Marie-Madeleine Postel

Marie-Madeleine Postel (28 November 1756 – 16 July 1846) - born Julie Françoise-Catherine Postel - was a French Catholic professed religious and the founder of the Sisters of Christian Schools.[1][2] Postel was also a member from the Third Order of Saint Francis[2] and had served as a schoolteacher after the French Revolution where she oversaw the education of around 300 children. The Revolution saw her use her then-disbanded school to house fugitive priests despite the great risk that posed to her own life.[3][2]


Marie-Madeleine Postel
Portrait, St. Marie Madeleine Postel, Sisters of Christian Schools of Mercy.jpg
Portrait, ca. 1840
Religious
Born(1756-11-28)28 November 1756
Barfleur, Manche, Kingdom of France
Died16 July 1846(1846-07-16) (aged 89)
Saint-Sauveur-le-Vicomte, Manche, French Kingdom
Venerated inCatholic Church
Beatified17 May 1908, Saint Peter's Basilica, Kingdom of Italy by Pope Pius X
Canonized24 May 1925, Saint Peter's Basilica, Kingdom of Italy by Pope Pius XI
Feast16 July
Attributes
PatronageSisters of Christian Schools

Postel's beatification was celebrated in 1908 and Pope Pius XI later canonized her in mid-1925.[1]

LifeEdit

 
Postel's tomb in St-Sauveur-le-Vicomte.

Julie Françoise-Catherine Postel was born on 28 November 1756 in Barfleur to the fisherman Jean Postel and Thérèse Levallois.[2] Postel was the aunt to Placide Viel.[1][3]

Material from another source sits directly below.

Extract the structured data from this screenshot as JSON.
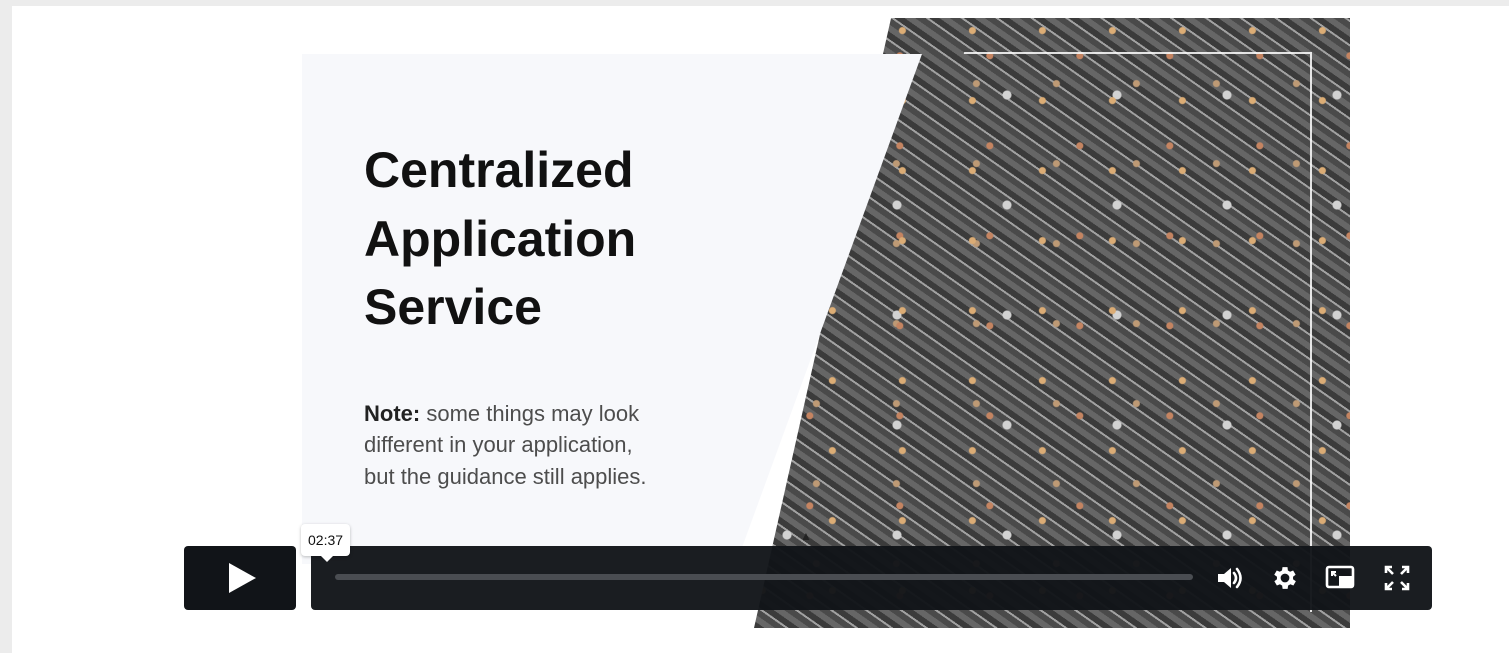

The Benedictine nuns oversaw her education in Valognes after her initial schooling and it was during that time that she discerned a call to serve God in the religious life; she took a private vow to remain chaste as a step forward in this dream.[3][1] Postel founded a school for girls in Barfleur in 1774 that became a center for underground religious activities during the French Revolution for those who were unwilling to support the new regime. This school had been shut down at the Revolution's beginning.[1] Authorization was granted to her to keep the Blessed Sacrament in her house as the conflict continued and she carried it on her person at times to provide the Viaticum to those who were ill and at the verge of death.[3] The Jacobins often suspected her but never made allegations and left her alone.

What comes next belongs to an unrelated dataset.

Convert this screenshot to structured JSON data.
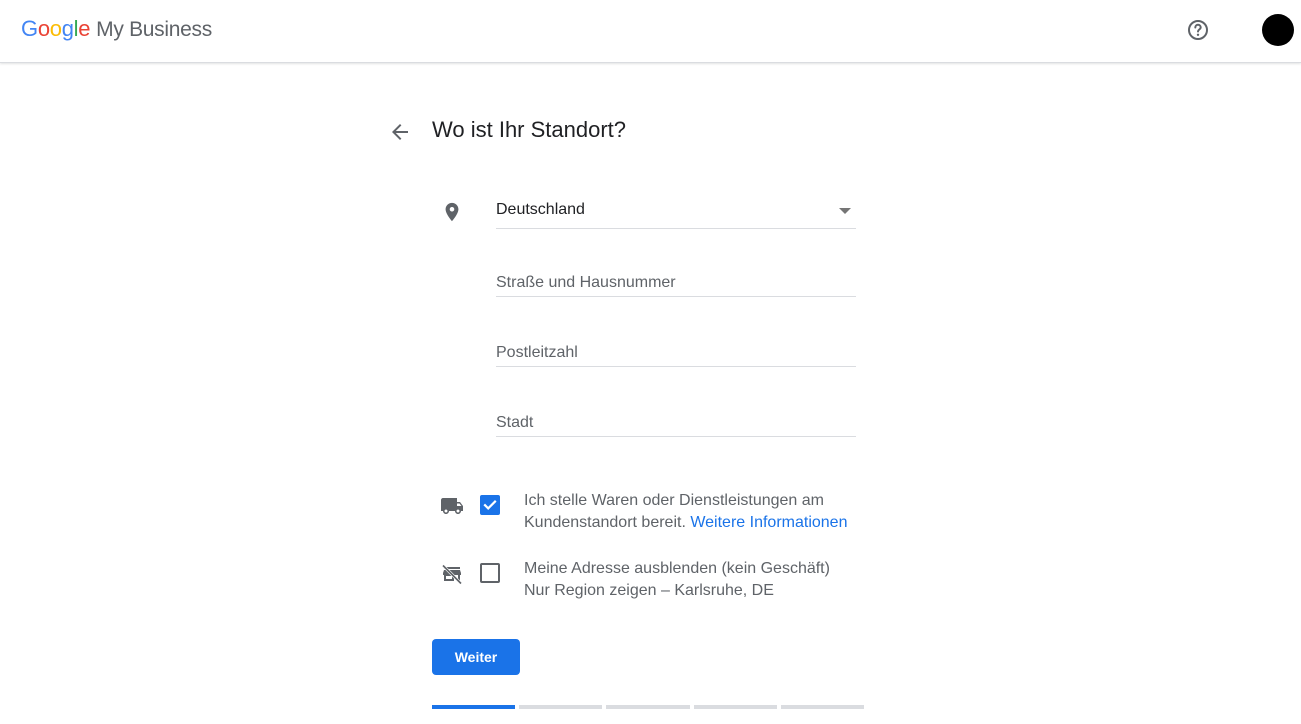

The end of the Revolution saw Postel take up teaching and catechizing in Cherbourg where she taught around 300 children.[2] Postel made her religious profession into the Third Order of Saint Francis in 1798 (while assuming her religious name) and founded the Sisters of the Christian Schools in Cherburg on 8 September 1807 which was met with little success until 1832 when she acquired a derelict convent in St-Sauveur-le-Vicomte to use as her headquarters which then prompted growth within the order. The Bishop of Coutances Claude-Louis Rousseau issued diocesan approval for her order and it went on to receive the papal decree of praise from Pope Pius IX on 29 April 1859; it received full papal approval much later in 1901.[1] The order based itself on the Rule of the Franciscan Third Order though this later changed in 1837 to be based upon that of the De La Salle Brothers which also prompted a name change for the congregation.[3]

Postel died in 1846; her order continues its work in places such as Romania and Mozambique and in 2005 had 442 religious in 69 different locations worldwide.[2]

CanonizationEdit

The cause for Postel's canonization began under Pope Leo XIII on 27 July 1897 at which stage Postel became titled as a Servant of God; Leo XIII later confirmed that Postel had lived a life of heroic virtue and named her as Venerable on 31 May 1903. Pope Pius X later signified on 22 January 1908 his approval to two investigated healings as miracles attributed to her and so beatified her on 17 May 1908. Pope Pius XI confirmed two additional miracles and canonized Postel on 24 May 1925.

ReferencesEdit

  1. ^ a b c d e f "Saint Marie-Madeleine Postel". Saints SQPN. 21 August 2017. Retrieved 4 October 2017.
  2. ^ a b c d e f "Santa Maria Maddalena Postel". Santi e Beati. Retrieved 4 October 2017.
  3. ^ a b c d e "Saint Mary Magdalen Postel". Roman Catholic Saints. Retrieved 4 October 2017.

Further readingEdit

  • Abbé François-Augustin Delamare, Vie édifiante de la très honorée supérieure Marie-Madeleine, née Julie Postel, réédition le Livre d'histoire, 2005; ISBN 2-8437-3726-5

External linksEdit